BEGIN

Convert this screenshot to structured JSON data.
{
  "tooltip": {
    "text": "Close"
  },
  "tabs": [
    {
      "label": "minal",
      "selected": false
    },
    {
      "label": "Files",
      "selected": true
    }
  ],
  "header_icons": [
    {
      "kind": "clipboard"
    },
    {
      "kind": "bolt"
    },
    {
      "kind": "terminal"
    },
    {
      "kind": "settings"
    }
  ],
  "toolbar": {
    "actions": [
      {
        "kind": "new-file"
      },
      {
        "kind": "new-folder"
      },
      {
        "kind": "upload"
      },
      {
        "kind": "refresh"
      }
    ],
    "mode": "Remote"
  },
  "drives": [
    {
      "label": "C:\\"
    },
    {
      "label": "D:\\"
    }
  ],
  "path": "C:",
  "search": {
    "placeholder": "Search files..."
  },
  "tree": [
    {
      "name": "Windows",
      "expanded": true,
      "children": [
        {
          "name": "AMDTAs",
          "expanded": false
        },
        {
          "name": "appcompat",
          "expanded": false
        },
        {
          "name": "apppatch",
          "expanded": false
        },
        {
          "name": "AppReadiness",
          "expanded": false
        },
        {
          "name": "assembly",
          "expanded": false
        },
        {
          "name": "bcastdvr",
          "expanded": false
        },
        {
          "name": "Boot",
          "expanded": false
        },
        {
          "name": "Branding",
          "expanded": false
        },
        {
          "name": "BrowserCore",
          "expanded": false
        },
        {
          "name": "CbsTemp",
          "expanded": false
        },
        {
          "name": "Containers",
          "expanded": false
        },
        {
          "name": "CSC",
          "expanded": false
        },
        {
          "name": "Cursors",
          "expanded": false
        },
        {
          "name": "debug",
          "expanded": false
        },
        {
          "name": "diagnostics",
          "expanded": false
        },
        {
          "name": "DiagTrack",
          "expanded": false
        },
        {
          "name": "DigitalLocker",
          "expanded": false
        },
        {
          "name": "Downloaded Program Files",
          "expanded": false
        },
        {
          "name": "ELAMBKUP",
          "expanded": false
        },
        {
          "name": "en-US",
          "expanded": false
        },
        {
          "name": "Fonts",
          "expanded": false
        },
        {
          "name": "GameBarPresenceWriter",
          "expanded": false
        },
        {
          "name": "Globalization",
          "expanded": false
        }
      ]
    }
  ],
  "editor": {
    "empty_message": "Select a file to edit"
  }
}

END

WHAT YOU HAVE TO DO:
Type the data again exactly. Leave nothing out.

ANSWER SPACE:
Convert this screenshot to structured JSON data.
{
  "tooltip": {
    "text": "Close"
  },
  "tabs": [
    {
      "label": "minal",
      "selected": false
    },
    {
      "label": "Files",
      "selected": true
    }
  ],
  "header_icons": [
    {
      "kind": "clipboard"
    },
    {
      "kind": "bolt"
    },
    {
      "kind": "terminal"
    },
    {
      "kind": "settings"
    }
  ],
  "toolbar": {
    "actions": [
      {
        "kind": "new-file"
      },
      {
        "kind": "new-folder"
      },
      {
        "kind": "upload"
      },
      {
        "kind": "refresh"
      }
    ],
    "mode": "Remote"
  },
  "drives": [
    {
      "label": "C:\\"
    },
    {
      "label": "D:\\"
    }
  ],
  "path": "C:",
  "search": {
    "placeholder": "Search files..."
  },
  "tree": [
    {
      "name": "Windows",
      "expanded": true,
      "children": [
        {
          "name": "AMDTAs",
          "expanded": false
        },
        {
          "name": "appcompat",
          "expanded": false
        },
        {
          "name": "apppatch",
          "expanded": false
        },
        {
          "name": "AppReadiness",
          "expanded": false
        },
        {
          "name": "assembly",
          "expanded": false
        },
        {
          "name": "bcastdvr",
          "expanded": false
        },
        {
          "name": "Boot",
          "expanded": false
        },
        {
          "name": "Branding",
          "expanded": false
        },
        {
          "name": "BrowserCore",
          "expanded": false
        },
        {
          "name": "CbsTemp",
          "expanded": false
        },
        {
          "name": "Containers",
          "expanded": false
        },
        {
          "name": "CSC",
          "expanded": false
        },
        {
          "name": "Cursors",
          "expanded": false
        },
        {
          "name": "debug",
          "expanded": false
        },
        {
          "name": "diagnostics",
          "expanded": false
        },
        {
          "name": "DiagTrack",
          "expanded": false
        },
        {
          "name": "DigitalLocker",
          "expanded": false
        },
        {
          "name": "Downloaded Program Files",
          "expanded": false
        },
        {
          "name": "ELAMBKUP",
          "expanded": false
        },
        {
          "name": "en-US",
          "expanded": false
        },
        {
          "name": "Fonts",
          "expanded": false
        },
        {
          "name": "GameBarPresenceWriter",
          "expanded": false
        },
        {
          "name": "Globalization",
          "expanded": false
        }
      ]
    }
  ],
  "editor": {
    "empty_message": "Select a file to edit"
  }
}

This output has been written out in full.